[Data about app and page elements]
──────────

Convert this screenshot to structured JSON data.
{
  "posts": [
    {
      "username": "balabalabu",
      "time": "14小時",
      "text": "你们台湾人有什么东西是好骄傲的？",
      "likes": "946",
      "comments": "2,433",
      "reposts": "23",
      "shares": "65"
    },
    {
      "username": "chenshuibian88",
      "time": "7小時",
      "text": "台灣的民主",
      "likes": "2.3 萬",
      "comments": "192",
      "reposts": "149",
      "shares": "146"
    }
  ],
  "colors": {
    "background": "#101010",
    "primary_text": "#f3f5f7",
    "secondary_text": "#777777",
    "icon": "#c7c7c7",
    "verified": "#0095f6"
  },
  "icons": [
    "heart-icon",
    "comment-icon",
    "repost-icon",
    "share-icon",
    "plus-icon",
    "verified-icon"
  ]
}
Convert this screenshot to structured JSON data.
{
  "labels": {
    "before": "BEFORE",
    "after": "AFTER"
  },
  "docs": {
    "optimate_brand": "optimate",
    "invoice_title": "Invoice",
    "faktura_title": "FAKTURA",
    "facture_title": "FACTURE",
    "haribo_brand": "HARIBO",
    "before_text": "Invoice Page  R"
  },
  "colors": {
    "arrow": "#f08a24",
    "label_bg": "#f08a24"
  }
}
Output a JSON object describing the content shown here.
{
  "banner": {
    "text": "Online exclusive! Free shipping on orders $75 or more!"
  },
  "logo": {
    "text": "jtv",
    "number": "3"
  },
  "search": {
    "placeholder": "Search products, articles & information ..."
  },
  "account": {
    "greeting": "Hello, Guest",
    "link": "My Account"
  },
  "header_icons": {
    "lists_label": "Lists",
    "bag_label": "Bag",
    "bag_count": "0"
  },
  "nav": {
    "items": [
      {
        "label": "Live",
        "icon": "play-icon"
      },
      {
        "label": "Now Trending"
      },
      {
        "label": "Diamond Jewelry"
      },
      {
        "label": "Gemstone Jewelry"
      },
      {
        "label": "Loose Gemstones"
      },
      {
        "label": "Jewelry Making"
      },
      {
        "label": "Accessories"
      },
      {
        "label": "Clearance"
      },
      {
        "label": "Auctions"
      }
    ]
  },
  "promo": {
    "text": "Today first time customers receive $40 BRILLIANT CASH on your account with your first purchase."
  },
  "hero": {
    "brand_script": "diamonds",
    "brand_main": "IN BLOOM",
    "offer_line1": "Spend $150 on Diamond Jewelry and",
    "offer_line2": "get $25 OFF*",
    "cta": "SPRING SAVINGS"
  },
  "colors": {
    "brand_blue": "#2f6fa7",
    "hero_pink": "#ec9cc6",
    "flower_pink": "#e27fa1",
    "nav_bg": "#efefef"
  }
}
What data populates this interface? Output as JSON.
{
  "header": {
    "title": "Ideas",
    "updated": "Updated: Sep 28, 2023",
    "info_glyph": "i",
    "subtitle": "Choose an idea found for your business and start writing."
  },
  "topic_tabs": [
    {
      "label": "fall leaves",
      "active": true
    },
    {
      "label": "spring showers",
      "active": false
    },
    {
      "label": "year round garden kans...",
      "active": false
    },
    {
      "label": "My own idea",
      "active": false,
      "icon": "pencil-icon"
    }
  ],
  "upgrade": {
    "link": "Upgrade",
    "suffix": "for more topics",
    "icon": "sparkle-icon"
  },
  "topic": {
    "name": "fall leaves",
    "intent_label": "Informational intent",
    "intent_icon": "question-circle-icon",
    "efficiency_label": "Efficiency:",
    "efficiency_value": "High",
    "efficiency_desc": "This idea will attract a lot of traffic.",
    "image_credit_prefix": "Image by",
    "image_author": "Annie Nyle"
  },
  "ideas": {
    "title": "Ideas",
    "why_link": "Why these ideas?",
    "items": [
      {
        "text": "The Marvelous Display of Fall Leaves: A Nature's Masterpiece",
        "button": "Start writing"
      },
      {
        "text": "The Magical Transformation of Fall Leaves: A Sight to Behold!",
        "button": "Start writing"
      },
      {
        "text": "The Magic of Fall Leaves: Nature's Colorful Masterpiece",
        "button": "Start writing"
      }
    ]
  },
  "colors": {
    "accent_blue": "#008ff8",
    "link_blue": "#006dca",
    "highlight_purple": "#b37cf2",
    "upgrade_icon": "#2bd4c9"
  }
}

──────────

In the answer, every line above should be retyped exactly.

Exercise response —
Convert this screenshot to structured JSON data.
{
  "posts": [
    {
      "username": "balabalabu",
      "time": "14小時",
      "text": "你们台湾人有什么东西是好骄傲的？",
      "likes": "946",
      "comments": "2,433",
      "reposts": "23",
      "shares": "65"
    },
    {
      "username": "chenshuibian88",
      "time": "7小時",
      "text": "台灣的民主",
      "likes": "2.3 萬",
      "comments": "192",
      "reposts": "149",
      "shares": "146"
    }
  ],
  "colors": {
    "background": "#101010",
    "primary_text": "#f3f5f7",
    "secondary_text": "#777777",
    "icon": "#c7c7c7",
    "verified": "#0095f6"
  },
  "icons": [
    "heart-icon",
    "comment-icon",
    "repost-icon",
    "share-icon",
    "plus-icon",
    "verified-icon"
  ]
}
Convert this screenshot to structured JSON data.
{
  "labels": {
    "before": "BEFORE",
    "after": "AFTER"
  },
  "docs": {
    "optimate_brand": "optimate",
    "invoice_title": "Invoice",
    "faktura_title": "FAKTURA",
    "facture_title": "FACTURE",
    "haribo_brand": "HARIBO",
    "before_text": "Invoice Page  R"
  },
  "colors": {
    "arrow": "#f08a24",
    "label_bg": "#f08a24"
  }
}
Output a JSON object describing the content shown here.
{
  "banner": {
    "text": "Online exclusive! Free shipping on orders $75 or more!"
  },
  "logo": {
    "text": "jtv",
    "number": "3"
  },
  "search": {
    "placeholder": "Search products, articles & information ..."
  },
  "account": {
    "greeting": "Hello, Guest",
    "link": "My Account"
  },
  "header_icons": {
    "lists_label": "Lists",
    "bag_label": "Bag",
    "bag_count": "0"
  },
  "nav": {
    "items": [
      {
        "label": "Live",
        "icon": "play-icon"
      },
      {
        "label": "Now Trending"
      },
      {
        "label": "Diamond Jewelry"
      },
      {
        "label": "Gemstone Jewelry"
      },
      {
        "label": "Loose Gemstones"
      },
      {
        "label": "Jewelry Making"
      },
      {
        "label": "Accessories"
      },
      {
        "label": "Clearance"
      },
      {
        "label": "Auctions"
      }
    ]
  },
  "promo": {
    "text": "Today first time customers receive $40 BRILLIANT CASH on your account with your first purchase."
  },
  "hero": {
    "brand_script": "diamonds",
    "brand_main": "IN BLOOM",
    "offer_line1": "Spend $150 on Diamond Jewelry and",
    "offer_line2": "get $25 OFF*",
    "cta": "SPRING SAVINGS"
  },
  "colors": {
    "brand_blue": "#2f6fa7",
    "hero_pink": "#ec9cc6",
    "flower_pink": "#e27fa1",
    "nav_bg": "#efefef"
  }
}
What data populates this interface? Output as JSON.
{
  "header": {
    "title": "Ideas",
    "updated": "Updated: Sep 28, 2023",
    "info_glyph": "i",
    "subtitle": "Choose an idea found for your business and start writing."
  },
  "topic_tabs": [
    {
      "label": "fall leaves",
      "active": true
    },
    {
      "label": "spring showers",
      "active": false
    },
    {
      "label": "year round garden kans...",
      "active": false
    },
    {
      "label": "My own idea",
      "active": false,
      "icon": "pencil-icon"
    }
  ],
  "upgrade": {
    "link": "Upgrade",
    "suffix": "for more topics",
    "icon": "sparkle-icon"
  },
  "topic": {
    "name": "fall leaves",
    "intent_label": "Informational intent",
    "intent_icon": "question-circle-icon",
    "efficiency_label": "Efficiency:",
    "efficiency_value": "High",
    "efficiency_desc": "This idea will attract a lot of traffic.",
    "image_credit_prefix": "Image by",
    "image_author": "Annie Nyle"
  },
  "ideas": {
    "title": "Ideas",
    "why_link": "Why these ideas?",
    "items": [
      {
        "text": "The Marvelous Display of Fall Leaves: A Nature's Masterpiece",
        "button": "Start writing"
      },
      {
        "text": "The Magical Transformation of Fall Leaves: A Sight to Behold!",
        "button": "Start writing"
      },
      {
        "text": "The Magic of Fall Leaves: Nature's Colorful Masterpiece",
        "button": "Start writing"
      }
    ]
  },
  "colors": {
    "accent_blue": "#008ff8",
    "link_blue": "#006dca",
    "highlight_purple": "#b37cf2",
    "upgrade_icon": "#2bd4c9"
  }
}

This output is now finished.